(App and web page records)

--*--

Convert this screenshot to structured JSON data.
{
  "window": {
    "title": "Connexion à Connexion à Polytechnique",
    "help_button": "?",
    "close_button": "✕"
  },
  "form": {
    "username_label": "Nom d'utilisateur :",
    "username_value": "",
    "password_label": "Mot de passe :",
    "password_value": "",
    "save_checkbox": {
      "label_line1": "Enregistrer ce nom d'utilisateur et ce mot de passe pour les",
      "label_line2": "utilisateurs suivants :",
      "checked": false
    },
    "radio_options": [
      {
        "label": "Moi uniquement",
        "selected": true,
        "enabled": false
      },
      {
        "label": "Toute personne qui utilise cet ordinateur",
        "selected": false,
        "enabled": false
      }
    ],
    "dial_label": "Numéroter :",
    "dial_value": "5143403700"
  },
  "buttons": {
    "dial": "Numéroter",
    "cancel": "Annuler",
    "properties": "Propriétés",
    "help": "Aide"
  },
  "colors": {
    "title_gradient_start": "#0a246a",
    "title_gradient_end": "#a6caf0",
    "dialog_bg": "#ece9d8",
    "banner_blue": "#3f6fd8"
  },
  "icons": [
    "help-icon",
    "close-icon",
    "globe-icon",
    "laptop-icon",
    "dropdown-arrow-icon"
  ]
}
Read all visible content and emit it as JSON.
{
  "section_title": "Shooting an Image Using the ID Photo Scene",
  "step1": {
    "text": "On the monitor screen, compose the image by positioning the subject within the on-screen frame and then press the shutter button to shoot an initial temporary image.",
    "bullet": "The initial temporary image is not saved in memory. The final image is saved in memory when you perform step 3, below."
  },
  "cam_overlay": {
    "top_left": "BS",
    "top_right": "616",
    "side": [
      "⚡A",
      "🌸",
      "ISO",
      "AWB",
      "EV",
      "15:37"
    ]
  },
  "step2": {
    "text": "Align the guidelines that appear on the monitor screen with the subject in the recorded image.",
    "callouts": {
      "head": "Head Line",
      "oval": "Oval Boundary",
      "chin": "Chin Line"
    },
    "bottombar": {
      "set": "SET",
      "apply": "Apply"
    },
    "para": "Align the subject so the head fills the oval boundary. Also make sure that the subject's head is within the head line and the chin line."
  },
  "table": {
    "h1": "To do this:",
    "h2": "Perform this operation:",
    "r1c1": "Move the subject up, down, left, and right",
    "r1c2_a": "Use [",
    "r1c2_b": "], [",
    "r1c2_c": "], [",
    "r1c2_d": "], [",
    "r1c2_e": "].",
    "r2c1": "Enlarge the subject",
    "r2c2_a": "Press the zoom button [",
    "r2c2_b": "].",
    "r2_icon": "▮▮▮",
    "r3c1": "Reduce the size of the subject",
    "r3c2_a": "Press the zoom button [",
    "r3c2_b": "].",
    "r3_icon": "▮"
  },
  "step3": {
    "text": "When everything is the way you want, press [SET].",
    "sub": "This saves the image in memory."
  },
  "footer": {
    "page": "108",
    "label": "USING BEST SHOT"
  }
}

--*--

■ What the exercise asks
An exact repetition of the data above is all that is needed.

■ Problem solution
Convert this screenshot to structured JSON data.
{
  "window": {
    "title": "Connexion à Connexion à Polytechnique",
    "help_button": "?",
    "close_button": "✕"
  },
  "form": {
    "username_label": "Nom d'utilisateur :",
    "username_value": "",
    "password_label": "Mot de passe :",
    "password_value": "",
    "save_checkbox": {
      "label_line1": "Enregistrer ce nom d'utilisateur et ce mot de passe pour les",
      "label_line2": "utilisateurs suivants :",
      "checked": false
    },
    "radio_options": [
      {
        "label": "Moi uniquement",
        "selected": true,
        "enabled": false
      },
      {
        "label": "Toute personne qui utilise cet ordinateur",
        "selected": false,
        "enabled": false
      }
    ],
    "dial_label": "Numéroter :",
    "dial_value": "5143403700"
  },
  "buttons": {
    "dial": "Numéroter",
    "cancel": "Annuler",
    "properties": "Propriétés",
    "help": "Aide"
  },
  "colors": {
    "title_gradient_start": "#0a246a",
    "title_gradient_end": "#a6caf0",
    "dialog_bg": "#ece9d8",
    "banner_blue": "#3f6fd8"
  },
  "icons": [
    "help-icon",
    "close-icon",
    "globe-icon",
    "laptop-icon",
    "dropdown-arrow-icon"
  ]
}
Read all visible content and emit it as JSON.
{
  "section_title": "Shooting an Image Using the ID Photo Scene",
  "step1": {
    "text": "On the monitor screen, compose the image by positioning the subject within the on-screen frame and then press the shutter button to shoot an initial temporary image.",
    "bullet": "The initial temporary image is not saved in memory. The final image is saved in memory when you perform step 3, below."
  },
  "cam_overlay": {
    "top_left": "BS",
    "top_right": "616",
    "side": [
      "⚡A",
      "🌸",
      "ISO",
      "AWB",
      "EV",
      "15:37"
    ]
  },
  "step2": {
    "text": "Align the guidelines that appear on the monitor screen with the subject in the recorded image.",
    "callouts": {
      "head": "Head Line",
      "oval": "Oval Boundary",
      "chin": "Chin Line"
    },
    "bottombar": {
      "set": "SET",
      "apply": "Apply"
    },
    "para": "Align the subject so the head fills the oval boundary. Also make sure that the subject's head is within the head line and the chin line."
  },
  "table": {
    "h1": "To do this:",
    "h2": "Perform this operation:",
    "r1c1": "Move the subject up, down, left, and right",
    "r1c2_a": "Use [",
    "r1c2_b": "], [",
    "r1c2_c": "], [",
    "r1c2_d": "], [",
    "r1c2_e": "].",
    "r2c1": "Enlarge the subject",
    "r2c2_a": "Press the zoom button [",
    "r2c2_b": "].",
    "r2_icon": "▮▮▮",
    "r3c1": "Reduce the size of the subject",
    "r3c2_a": "Press the zoom button [",
    "r3c2_b": "].",
    "r3_icon": "▮"
  },
  "step3": {
    "text": "When everything is the way you want, press [SET].",
    "sub": "This saves the image in memory."
  },
  "footer": {
    "page": "108",
    "label": "USING BEST SHOT"
  }
}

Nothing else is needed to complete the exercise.